Not one day after Sony announced that the “external intrusion” of its online PlayStation Network last week caused sensitive user data such as billing addresses and possibly credit card information to be compromised, and the company has already been hit with a class-action lawsuit.
So far, the complaint lists just a single plaintiff.
The suit, filed by Alabama resident Kristopher Johns against SCEA and SCEI, argues the defendants breached several contracts and business codes and failed to provide timely information regarding the leak to consumers.
The case’s Overview cites “breach of warranty, negligent data security,violations of consumers’ rights of privacy, failure to protect those rights, and failure and on-going refusal to timely inform consumers of unauthorized third party access to their credit card account and other nonpublic and private financial information” as cause enough, noting Sony’s “failure to maintain adequate computer data security of consumer personal data and financial data.”
Johns seeks a trial by jury and fitting monetary reimbursement, which includes future credit monitoring and an across-the-board refund for himself and fellow aggrieved customers related to the costs of the PlayStation 3 game consoles purchased and any funds spent over the PlayStation Network.
Analysts have already suggested this data breach could cost the company billions without counting legal complaints from consumers.

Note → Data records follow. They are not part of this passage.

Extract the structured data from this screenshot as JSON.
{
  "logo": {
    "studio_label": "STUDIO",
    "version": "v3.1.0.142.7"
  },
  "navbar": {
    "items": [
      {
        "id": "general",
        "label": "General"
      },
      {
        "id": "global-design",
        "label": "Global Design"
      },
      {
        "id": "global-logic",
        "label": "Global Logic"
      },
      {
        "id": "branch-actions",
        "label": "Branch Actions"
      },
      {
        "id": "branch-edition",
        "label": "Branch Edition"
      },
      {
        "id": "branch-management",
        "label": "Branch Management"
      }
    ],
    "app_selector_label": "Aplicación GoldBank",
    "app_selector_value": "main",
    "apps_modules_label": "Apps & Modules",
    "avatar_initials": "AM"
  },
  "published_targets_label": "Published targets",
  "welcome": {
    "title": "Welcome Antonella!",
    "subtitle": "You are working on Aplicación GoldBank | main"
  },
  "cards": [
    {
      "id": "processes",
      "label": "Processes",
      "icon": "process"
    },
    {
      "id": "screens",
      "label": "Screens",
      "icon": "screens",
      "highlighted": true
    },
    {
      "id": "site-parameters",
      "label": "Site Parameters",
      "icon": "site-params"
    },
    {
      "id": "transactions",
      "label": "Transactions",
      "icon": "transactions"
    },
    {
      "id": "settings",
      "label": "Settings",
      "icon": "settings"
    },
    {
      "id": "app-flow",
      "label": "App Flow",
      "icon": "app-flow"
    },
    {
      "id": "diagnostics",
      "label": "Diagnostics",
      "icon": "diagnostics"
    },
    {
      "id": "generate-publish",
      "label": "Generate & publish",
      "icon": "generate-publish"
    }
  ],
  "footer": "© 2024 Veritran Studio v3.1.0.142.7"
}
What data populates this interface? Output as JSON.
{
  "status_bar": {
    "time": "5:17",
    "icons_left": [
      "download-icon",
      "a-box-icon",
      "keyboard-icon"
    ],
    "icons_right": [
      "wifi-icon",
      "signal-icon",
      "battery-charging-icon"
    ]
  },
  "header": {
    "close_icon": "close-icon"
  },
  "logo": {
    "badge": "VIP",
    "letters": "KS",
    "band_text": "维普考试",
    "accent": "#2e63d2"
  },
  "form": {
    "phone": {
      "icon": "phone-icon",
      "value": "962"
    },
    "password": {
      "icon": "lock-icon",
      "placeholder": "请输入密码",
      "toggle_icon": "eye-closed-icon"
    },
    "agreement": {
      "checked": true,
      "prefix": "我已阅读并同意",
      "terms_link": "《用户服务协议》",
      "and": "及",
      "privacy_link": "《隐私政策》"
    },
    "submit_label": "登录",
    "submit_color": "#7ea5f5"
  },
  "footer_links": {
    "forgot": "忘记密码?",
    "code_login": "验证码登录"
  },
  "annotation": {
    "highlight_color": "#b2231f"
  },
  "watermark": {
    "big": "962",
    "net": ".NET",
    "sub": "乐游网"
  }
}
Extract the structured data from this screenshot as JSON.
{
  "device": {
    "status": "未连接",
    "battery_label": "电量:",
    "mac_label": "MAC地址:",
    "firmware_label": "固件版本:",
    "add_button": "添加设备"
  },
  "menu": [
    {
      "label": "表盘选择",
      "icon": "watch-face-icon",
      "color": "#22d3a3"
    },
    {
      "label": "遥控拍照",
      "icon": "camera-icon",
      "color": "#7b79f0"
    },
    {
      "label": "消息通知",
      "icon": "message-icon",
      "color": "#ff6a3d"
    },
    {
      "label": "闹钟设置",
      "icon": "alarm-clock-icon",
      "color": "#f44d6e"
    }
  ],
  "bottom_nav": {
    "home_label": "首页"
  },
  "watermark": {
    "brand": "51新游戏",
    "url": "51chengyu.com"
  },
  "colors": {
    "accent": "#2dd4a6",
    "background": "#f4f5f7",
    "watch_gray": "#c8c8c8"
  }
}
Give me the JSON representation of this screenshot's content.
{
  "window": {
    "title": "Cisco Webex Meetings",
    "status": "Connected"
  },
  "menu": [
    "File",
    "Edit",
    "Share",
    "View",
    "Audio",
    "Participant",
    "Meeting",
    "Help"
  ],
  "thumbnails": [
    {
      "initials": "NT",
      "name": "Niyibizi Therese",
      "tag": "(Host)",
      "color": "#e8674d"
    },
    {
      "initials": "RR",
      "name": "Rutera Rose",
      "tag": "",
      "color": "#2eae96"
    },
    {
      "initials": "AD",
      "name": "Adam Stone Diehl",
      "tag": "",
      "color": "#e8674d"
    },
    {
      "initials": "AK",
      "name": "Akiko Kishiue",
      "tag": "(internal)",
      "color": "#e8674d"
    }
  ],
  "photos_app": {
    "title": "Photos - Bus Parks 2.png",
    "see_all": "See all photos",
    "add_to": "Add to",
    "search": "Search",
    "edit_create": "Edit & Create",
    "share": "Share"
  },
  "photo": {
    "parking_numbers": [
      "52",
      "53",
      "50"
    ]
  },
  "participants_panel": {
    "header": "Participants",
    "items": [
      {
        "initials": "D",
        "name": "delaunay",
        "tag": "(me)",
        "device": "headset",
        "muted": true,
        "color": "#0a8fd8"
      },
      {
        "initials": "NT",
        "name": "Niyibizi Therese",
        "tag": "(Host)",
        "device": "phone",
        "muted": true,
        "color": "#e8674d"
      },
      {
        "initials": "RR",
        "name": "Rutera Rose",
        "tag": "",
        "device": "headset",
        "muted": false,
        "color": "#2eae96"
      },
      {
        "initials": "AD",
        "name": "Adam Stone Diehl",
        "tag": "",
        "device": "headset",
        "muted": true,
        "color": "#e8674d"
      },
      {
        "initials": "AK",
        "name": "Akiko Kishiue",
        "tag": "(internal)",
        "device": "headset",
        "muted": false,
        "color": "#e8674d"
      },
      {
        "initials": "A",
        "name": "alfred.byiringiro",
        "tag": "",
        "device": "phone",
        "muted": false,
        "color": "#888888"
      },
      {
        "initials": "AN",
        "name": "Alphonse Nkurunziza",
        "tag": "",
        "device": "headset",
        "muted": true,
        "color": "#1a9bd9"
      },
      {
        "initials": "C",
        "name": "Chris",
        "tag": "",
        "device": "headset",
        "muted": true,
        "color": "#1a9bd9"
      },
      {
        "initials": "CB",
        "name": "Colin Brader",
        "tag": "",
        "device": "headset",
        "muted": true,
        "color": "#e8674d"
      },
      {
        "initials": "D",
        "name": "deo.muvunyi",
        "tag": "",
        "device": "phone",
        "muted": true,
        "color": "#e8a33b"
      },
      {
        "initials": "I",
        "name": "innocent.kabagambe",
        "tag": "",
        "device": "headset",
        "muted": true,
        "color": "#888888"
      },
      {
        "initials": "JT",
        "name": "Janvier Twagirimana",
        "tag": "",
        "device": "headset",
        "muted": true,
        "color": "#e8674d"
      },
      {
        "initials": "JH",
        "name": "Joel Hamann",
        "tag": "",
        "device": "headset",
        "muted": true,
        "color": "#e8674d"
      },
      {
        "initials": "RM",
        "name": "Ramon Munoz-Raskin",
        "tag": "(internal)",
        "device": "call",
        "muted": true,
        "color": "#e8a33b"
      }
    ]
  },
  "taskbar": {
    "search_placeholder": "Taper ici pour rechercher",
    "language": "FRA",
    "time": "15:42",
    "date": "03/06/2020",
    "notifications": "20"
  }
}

Yesterday, U.S. Senator Richard Blumenthal wrote a letter to SCEA president Jack Tretton asking a question on the minds of concerned gamers everywhere: why did it take so long for Sony to release this critical information to the public?